(Dataset rows for apps and sites)

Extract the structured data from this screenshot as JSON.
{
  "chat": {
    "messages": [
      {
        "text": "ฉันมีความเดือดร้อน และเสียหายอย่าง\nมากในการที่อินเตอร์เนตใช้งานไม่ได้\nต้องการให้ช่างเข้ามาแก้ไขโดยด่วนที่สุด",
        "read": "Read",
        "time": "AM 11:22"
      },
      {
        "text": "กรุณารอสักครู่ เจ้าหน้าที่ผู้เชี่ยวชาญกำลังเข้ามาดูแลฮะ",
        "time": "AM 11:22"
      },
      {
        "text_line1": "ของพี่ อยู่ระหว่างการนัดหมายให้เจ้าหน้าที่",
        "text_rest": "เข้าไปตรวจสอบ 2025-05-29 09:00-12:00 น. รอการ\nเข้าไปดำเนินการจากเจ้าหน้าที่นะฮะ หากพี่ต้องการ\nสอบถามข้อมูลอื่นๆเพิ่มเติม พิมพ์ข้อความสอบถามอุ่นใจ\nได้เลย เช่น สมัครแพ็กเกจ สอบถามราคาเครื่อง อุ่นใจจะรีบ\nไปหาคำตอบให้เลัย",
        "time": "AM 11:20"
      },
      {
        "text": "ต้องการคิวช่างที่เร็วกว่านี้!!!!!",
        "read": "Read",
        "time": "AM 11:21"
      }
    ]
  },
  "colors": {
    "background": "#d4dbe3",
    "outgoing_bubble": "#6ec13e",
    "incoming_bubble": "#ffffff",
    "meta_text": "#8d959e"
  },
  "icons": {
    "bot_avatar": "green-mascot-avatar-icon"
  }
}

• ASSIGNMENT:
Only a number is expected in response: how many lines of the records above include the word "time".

• ANSWER AREA:
4